When they've finished their collages, have them share in pairs or groups of 3-4. If students are willing and space allows, these can be great to post in the classroom.
Setting Group Norms and Expectations
Setting group norms with teens is a great way to invite them into thinking about what spaces and experiences they need to be successful. While we may have some of our own thoughts on the topic, discipline becomes much less of an issue if we invite young people to think about their own success and the structures and rules they need to help them thrive.
Here are some ideas for creating space that supports success:
Design Your Space--One of the most powerful ways to begin engaging young people is in working with them to create the physical space that feels safe and inspiring. If you have the flexibility to do this, it's well worth the effort. Check out this post and resources to get started.

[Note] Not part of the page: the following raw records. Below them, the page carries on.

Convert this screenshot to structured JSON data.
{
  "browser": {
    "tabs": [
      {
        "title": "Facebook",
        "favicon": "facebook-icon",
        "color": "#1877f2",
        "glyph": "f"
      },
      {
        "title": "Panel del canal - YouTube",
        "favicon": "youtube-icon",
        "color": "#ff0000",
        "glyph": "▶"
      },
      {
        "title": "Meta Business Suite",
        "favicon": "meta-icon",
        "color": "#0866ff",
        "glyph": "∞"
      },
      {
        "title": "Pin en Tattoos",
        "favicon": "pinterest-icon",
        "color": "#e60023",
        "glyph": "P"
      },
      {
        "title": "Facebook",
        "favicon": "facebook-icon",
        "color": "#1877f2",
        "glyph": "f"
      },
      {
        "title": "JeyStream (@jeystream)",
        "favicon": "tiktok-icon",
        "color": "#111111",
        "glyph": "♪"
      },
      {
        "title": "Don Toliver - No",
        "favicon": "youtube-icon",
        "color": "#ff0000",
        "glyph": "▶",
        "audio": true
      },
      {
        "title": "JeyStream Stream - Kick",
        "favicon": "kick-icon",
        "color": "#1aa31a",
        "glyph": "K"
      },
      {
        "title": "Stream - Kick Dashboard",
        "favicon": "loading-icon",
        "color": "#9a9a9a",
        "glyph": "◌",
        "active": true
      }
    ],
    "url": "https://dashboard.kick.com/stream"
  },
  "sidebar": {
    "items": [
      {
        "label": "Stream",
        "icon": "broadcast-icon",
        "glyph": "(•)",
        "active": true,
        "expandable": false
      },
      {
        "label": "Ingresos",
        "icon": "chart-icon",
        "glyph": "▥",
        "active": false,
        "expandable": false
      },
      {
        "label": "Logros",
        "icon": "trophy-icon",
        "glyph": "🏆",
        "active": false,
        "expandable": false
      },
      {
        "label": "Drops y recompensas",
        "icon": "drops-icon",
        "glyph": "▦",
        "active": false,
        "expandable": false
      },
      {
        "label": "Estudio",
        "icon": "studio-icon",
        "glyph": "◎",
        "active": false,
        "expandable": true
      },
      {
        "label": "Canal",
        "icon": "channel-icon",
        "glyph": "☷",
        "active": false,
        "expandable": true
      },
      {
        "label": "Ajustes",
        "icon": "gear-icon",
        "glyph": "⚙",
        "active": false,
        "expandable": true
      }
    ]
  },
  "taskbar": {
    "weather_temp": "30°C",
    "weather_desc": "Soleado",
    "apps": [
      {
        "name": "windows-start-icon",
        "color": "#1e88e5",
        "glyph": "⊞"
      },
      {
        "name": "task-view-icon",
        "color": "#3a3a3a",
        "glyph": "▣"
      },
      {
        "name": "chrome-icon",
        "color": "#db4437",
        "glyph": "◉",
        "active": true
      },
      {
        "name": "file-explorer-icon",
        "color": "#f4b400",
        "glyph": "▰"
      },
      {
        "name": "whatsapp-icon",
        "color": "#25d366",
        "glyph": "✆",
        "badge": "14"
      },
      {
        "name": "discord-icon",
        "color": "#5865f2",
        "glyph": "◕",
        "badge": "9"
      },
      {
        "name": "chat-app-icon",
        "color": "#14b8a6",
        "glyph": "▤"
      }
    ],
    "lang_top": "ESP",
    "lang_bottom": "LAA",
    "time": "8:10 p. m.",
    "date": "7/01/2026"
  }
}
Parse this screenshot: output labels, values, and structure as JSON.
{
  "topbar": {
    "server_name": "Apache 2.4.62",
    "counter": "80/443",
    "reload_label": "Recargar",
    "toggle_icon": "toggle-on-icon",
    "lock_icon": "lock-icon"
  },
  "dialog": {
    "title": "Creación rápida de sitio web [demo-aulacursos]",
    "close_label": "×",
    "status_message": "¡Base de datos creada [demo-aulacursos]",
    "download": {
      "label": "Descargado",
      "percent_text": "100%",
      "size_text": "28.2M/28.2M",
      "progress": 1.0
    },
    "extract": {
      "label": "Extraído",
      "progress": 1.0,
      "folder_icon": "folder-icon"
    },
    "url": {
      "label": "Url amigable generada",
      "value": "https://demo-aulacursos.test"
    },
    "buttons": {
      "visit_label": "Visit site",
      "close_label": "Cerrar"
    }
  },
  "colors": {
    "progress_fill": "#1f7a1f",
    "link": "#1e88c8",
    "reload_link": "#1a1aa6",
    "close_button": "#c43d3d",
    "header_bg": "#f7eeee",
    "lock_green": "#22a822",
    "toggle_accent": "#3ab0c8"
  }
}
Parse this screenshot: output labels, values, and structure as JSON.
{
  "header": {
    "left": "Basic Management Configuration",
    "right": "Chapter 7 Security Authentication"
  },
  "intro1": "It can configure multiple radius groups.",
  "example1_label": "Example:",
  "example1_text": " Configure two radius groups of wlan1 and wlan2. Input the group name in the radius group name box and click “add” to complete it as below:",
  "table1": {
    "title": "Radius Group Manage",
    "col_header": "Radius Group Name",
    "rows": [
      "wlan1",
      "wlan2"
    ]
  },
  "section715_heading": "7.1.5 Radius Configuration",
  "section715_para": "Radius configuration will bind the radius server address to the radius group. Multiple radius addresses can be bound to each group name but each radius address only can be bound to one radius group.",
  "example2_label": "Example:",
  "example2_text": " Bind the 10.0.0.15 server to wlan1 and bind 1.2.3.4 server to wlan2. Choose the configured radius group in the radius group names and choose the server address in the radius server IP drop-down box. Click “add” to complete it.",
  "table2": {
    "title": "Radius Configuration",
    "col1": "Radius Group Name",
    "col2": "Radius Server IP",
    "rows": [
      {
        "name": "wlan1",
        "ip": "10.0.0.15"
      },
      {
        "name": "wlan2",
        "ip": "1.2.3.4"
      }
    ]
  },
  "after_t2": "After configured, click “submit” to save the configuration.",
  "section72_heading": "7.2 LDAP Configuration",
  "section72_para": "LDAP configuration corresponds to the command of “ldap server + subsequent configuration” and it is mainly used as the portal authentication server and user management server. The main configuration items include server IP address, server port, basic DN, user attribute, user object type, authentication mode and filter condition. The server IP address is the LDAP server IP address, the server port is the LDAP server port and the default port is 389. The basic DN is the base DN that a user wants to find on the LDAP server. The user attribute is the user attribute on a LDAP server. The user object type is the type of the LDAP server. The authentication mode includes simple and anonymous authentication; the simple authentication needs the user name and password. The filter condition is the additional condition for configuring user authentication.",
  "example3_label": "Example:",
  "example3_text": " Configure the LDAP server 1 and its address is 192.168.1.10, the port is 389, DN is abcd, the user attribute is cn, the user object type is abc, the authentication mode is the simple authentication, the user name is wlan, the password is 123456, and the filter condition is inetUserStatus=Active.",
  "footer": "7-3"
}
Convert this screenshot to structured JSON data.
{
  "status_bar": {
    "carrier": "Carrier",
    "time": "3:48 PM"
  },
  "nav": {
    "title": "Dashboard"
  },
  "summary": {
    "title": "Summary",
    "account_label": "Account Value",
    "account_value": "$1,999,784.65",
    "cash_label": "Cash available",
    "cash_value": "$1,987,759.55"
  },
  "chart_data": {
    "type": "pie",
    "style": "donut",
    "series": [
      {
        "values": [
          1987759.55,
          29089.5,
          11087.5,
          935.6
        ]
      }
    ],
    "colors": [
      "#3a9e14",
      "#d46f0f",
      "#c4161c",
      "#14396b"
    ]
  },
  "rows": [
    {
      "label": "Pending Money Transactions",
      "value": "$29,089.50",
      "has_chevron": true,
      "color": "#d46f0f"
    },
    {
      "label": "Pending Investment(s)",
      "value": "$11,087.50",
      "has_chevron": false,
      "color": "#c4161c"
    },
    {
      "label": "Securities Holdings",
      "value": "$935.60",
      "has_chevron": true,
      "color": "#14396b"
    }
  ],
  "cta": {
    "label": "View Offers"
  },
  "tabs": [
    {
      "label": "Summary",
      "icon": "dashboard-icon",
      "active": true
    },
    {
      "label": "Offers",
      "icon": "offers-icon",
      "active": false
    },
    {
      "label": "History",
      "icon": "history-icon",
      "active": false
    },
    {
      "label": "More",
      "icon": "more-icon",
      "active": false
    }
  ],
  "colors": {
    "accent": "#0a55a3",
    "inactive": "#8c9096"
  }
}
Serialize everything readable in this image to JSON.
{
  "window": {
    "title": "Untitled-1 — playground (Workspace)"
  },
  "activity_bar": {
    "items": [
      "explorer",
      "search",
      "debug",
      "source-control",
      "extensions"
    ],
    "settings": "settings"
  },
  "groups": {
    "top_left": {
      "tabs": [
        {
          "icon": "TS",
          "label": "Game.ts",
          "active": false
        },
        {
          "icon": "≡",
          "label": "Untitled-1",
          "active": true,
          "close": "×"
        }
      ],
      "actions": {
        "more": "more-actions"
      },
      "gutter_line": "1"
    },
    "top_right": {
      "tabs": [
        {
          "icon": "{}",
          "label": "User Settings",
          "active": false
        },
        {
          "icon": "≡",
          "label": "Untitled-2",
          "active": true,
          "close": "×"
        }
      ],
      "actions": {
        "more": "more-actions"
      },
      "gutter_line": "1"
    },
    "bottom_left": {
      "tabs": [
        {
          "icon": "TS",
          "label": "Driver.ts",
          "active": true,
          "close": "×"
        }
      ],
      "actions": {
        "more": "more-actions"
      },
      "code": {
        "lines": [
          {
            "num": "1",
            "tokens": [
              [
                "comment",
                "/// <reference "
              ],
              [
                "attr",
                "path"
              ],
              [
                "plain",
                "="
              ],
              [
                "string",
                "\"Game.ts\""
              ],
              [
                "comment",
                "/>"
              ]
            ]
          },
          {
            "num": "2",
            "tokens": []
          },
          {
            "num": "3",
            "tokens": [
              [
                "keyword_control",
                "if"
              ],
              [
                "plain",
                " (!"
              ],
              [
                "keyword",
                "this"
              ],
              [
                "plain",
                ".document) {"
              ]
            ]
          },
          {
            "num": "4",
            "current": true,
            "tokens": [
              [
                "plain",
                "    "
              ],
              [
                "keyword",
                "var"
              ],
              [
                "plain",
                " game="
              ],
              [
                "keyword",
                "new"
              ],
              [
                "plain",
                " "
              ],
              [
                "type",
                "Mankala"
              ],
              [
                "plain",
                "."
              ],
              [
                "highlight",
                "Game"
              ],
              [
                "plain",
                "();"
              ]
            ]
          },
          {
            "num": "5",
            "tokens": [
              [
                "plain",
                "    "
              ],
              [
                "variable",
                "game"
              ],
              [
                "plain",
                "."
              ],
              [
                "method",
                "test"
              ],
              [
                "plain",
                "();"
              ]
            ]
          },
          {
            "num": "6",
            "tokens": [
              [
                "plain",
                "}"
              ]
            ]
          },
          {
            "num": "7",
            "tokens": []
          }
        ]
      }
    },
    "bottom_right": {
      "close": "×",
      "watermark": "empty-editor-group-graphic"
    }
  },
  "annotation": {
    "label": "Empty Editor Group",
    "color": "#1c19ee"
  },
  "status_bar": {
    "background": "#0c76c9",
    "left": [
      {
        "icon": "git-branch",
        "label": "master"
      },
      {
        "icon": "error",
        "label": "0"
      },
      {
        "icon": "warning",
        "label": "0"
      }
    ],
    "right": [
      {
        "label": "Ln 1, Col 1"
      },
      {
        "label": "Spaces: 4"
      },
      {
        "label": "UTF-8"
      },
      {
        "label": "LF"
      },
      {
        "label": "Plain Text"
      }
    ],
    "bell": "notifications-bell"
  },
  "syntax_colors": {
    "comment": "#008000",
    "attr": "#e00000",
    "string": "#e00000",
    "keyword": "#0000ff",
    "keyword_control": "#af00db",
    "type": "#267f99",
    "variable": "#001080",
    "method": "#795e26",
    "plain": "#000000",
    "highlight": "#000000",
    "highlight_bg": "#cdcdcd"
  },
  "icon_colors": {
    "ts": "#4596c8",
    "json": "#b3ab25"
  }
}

What Helps You Thrive?--In pairs or small groups, encourage young people to talk about the kinds of classrooms and learning experiences that help them do their best work--what helps them thrive? Encourage them to think about what they want to see, hear and feel. Then have them come up with 5 guidelines or expectations they have for how to make these a reality. Have each group write their ideas on a large piece of flip chart paper so everyone can see them. Hang the pieces of flip chart paper on the wall and invite students to walk around the room, read what's written and then "vote" for the 5 guidelines from all the lists that they like best. They can do this by putting a checkmark next to each guideline. At the end, you can add up the votes to see the top 5 and discuss how to use these are your guidelines for working together. In many cases, you may find that you can combine topics (for example, "Respect!" can encompass a lot of smaller rules/expectations like "be on time" or "turn off your cell phone")
How we begin each day can have a great impact on the work that we do together. Setting up the right daily rituals or habits can go a long way toward creating helpful structure for young people. Below we share some different strategies for starting out the day--experiment with one or more of them to see how they work for you and your students.
3-Minute Free Write--At the beginning of each class, start with a 3-minute free-write. Tell students that when you come into a meeting or class it can be really helpful to take a few minutes to clear your mind before you start so you can focus on the work at hand. Have them take out a piece of scratch paper and a pen and start playing some quiet instrumental music or nature sounds and give them exactly 3 minutes to write down whatever is on their minds. When the 3 minutes are up, have students throw away their free writes, signaling that they are setting aside whatever outside thoughts might be intruding on their ability to concentrate right now.
2- Minute Power Posing--Researcher Amy Cuddy has found that body language not only mirrors how we feel about ourselves, changing our body language can actually improve our confidence and sense of self-esteem. She has identified a series of "power poses" that when practiced for 2 minutes a day have been found to improve people's sense of self AND their performance! For example, people who practiced power poses before going into an interview were rated more highly by interviewers than those who had not. So one great way to start the day is by having students practice the power poses for 2 minutes. It may feel silly at first, but over time, can reap great benefits. Learn more about the research here and here. And here are some key high power poses:
A Few Minutes of Mindfulness--Daily doses of quiet breathing and silent reflection can pay big benefits, as this article, How Two Minutes of Mindfulness Can Calm a Class and Boost Attainment, shows. Companies like Google are also embracing the benefits of mindfulness.
It can be as simple as taking 2-3 minutes to breathe deeply and quietly, while listening to calming music or soothing nature sounds. Or you can use one of these mini mindfulness videos:
- 2 Minutes of Mindfulness Practice 1
- 2 Minutes of Mindfulness Practice 2
- 3 Minute Breathing Space Meditation
- 5-Minute Guided Meditation